Show all lines of the listing that hold the word "contents".

══════════

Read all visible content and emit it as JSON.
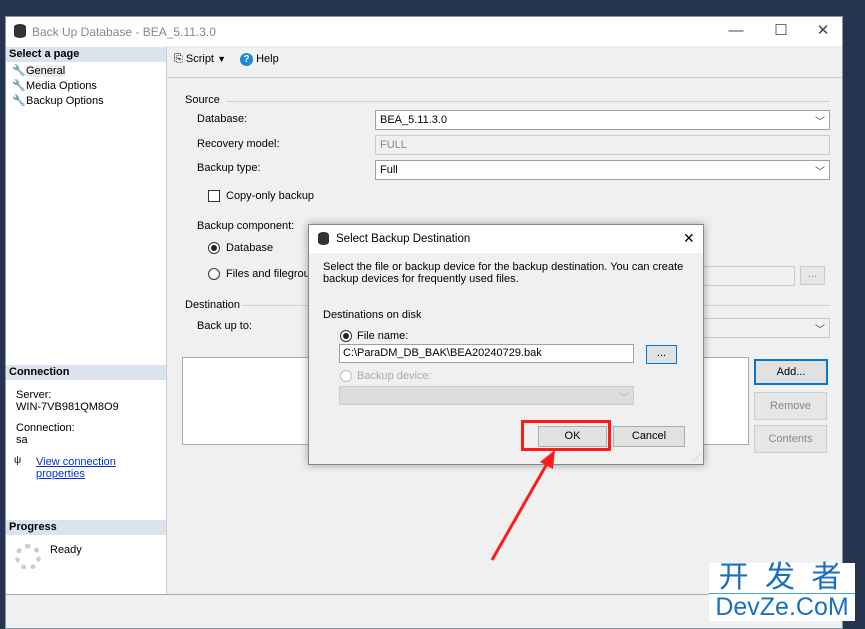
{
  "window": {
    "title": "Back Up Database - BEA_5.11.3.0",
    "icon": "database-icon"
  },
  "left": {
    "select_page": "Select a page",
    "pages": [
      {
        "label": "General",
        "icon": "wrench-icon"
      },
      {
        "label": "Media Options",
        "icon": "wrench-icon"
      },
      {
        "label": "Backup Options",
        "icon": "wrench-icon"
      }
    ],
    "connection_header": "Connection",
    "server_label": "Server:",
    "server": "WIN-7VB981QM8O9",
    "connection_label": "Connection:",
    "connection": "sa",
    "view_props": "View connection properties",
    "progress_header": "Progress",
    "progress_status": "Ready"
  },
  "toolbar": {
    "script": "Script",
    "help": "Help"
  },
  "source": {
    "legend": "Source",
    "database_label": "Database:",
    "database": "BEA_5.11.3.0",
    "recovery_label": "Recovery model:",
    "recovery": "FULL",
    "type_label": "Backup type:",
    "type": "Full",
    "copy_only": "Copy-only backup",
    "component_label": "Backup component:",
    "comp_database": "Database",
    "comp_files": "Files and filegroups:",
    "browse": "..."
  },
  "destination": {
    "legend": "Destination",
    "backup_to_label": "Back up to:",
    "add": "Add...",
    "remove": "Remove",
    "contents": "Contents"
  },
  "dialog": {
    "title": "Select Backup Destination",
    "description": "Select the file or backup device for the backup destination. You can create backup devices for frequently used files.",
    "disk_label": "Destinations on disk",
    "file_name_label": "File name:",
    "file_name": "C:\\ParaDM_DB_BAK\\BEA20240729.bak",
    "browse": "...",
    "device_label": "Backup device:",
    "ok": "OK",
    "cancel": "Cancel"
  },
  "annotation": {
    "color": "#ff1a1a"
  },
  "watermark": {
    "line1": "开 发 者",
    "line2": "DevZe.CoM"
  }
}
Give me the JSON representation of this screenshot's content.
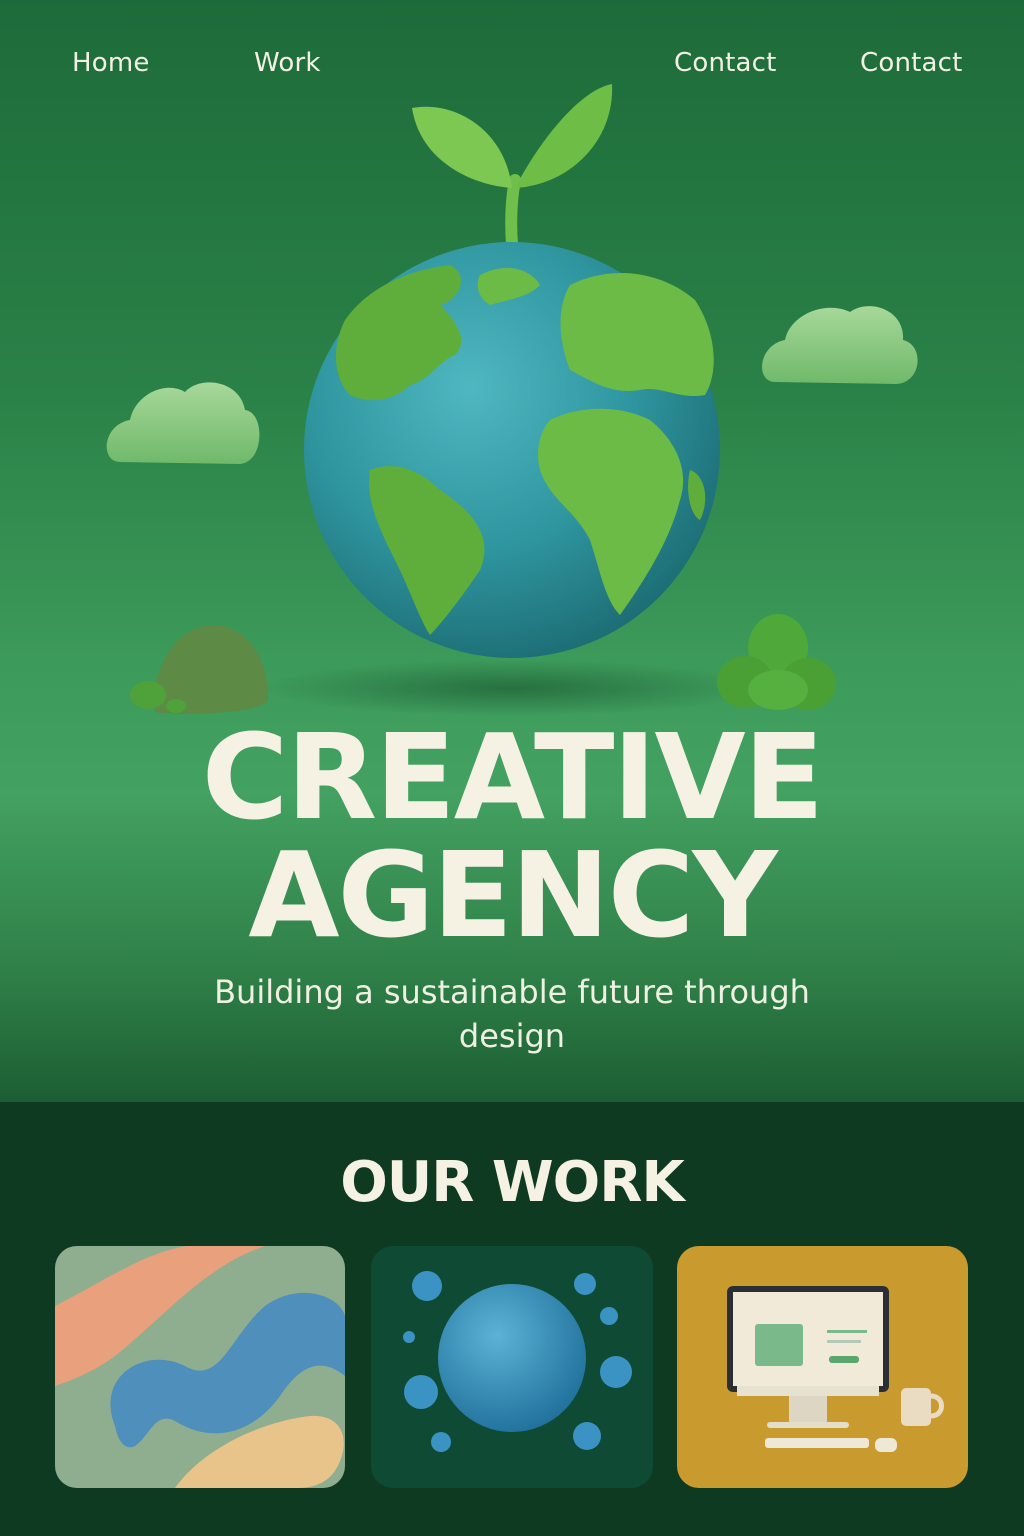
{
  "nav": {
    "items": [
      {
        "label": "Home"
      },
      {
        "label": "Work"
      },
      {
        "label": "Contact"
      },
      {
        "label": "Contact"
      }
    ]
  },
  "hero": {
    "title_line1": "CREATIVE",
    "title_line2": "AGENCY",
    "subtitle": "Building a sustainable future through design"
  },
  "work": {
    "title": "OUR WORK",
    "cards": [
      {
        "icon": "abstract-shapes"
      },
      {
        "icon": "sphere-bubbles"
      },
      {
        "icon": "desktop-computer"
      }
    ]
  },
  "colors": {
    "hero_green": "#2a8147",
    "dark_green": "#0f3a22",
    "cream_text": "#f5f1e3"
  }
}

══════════

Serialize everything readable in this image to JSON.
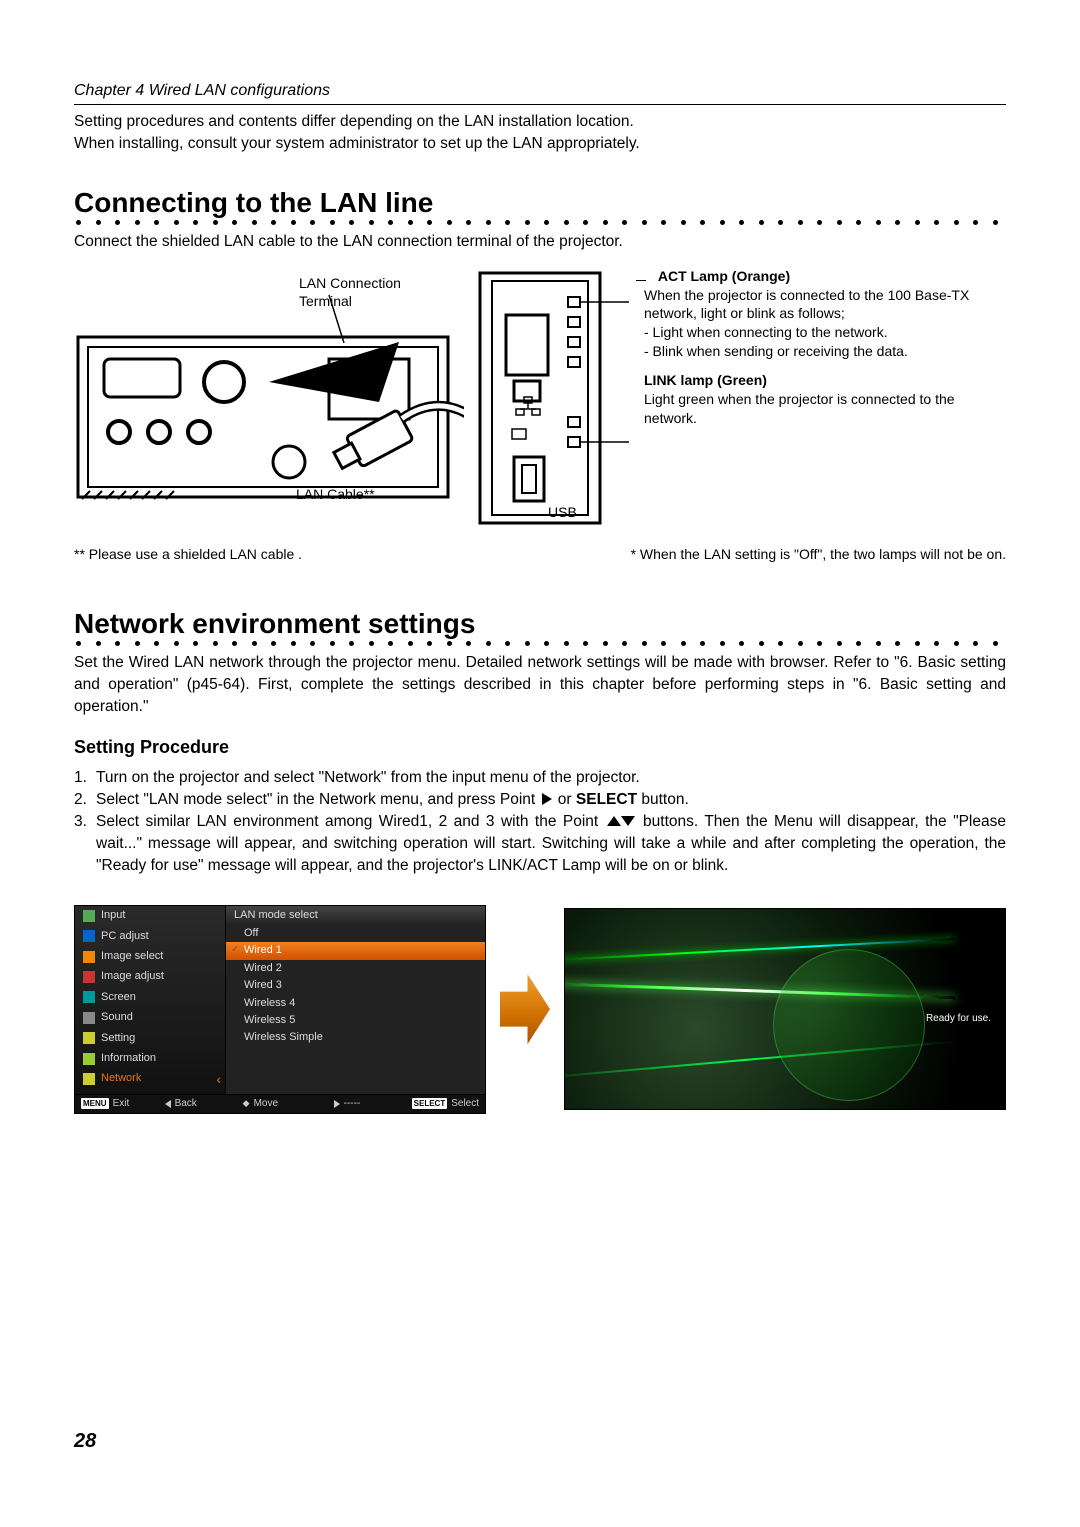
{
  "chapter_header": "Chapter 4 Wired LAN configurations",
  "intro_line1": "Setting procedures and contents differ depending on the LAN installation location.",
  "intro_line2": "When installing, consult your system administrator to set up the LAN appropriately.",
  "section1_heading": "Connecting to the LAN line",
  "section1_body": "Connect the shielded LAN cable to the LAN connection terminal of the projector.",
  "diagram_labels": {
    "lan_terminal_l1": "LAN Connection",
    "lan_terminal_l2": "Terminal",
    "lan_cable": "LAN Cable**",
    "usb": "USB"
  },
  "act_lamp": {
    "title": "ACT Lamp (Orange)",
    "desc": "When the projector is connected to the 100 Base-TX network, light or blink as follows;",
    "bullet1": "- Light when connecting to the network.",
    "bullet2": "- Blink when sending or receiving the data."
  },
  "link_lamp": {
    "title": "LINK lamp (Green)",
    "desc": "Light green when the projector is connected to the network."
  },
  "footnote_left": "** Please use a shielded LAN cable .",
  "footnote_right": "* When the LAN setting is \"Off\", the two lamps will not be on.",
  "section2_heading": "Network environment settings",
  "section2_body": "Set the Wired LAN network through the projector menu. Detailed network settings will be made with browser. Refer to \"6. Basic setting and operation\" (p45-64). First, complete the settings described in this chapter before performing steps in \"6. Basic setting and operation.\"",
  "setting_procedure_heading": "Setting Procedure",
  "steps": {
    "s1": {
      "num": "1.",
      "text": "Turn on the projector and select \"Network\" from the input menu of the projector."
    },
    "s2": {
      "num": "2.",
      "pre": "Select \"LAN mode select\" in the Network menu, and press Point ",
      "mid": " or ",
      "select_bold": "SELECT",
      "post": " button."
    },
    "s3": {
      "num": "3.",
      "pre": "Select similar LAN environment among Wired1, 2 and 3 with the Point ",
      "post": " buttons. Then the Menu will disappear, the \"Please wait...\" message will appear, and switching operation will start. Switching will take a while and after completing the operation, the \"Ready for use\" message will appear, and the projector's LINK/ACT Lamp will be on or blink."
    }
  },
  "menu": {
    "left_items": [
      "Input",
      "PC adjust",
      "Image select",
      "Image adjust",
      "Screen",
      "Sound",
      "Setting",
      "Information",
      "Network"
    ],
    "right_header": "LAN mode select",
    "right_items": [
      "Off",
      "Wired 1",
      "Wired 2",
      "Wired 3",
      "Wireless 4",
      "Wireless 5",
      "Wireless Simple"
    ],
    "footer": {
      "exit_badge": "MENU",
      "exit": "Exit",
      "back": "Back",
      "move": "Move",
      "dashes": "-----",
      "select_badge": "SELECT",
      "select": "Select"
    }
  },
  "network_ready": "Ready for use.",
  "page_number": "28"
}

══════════

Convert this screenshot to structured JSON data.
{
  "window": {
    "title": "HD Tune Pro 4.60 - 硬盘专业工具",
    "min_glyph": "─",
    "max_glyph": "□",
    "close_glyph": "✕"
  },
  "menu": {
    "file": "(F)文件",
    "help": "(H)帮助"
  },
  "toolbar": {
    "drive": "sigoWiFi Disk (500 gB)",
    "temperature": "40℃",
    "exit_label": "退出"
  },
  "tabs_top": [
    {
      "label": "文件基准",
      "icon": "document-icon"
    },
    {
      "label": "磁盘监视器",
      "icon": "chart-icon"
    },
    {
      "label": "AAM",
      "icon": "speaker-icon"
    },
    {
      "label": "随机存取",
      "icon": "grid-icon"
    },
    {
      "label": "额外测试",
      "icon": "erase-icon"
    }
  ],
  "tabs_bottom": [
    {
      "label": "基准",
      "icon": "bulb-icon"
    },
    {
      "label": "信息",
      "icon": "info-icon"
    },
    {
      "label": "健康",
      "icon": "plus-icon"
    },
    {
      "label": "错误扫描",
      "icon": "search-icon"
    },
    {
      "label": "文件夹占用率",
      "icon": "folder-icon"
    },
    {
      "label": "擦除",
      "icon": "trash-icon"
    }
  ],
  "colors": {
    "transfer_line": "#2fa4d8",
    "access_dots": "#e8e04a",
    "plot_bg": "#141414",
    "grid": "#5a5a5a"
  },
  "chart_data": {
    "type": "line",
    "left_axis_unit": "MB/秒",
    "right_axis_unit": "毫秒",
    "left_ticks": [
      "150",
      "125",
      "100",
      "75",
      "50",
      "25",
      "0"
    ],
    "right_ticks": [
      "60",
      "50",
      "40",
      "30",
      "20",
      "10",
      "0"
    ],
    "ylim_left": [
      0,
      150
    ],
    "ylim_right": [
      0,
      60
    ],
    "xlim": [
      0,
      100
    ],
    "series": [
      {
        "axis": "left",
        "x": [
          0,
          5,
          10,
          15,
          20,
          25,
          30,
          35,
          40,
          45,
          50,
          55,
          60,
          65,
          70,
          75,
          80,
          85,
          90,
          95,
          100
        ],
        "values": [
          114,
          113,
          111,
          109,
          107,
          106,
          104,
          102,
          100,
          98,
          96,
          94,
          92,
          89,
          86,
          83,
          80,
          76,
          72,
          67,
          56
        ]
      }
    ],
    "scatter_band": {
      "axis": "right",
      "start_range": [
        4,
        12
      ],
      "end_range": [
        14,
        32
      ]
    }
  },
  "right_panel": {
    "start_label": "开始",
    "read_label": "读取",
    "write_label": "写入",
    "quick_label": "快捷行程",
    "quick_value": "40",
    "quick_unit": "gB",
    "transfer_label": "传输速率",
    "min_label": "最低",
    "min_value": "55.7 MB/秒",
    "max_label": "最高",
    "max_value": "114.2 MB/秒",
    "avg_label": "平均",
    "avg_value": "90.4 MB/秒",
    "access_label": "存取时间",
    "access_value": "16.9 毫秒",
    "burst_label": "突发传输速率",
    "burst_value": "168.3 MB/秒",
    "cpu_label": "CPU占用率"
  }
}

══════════

# Solution
    "contents": "Contents"
  "intro_line1": "Setting procedures and contents differ depending on the LAN installation location.",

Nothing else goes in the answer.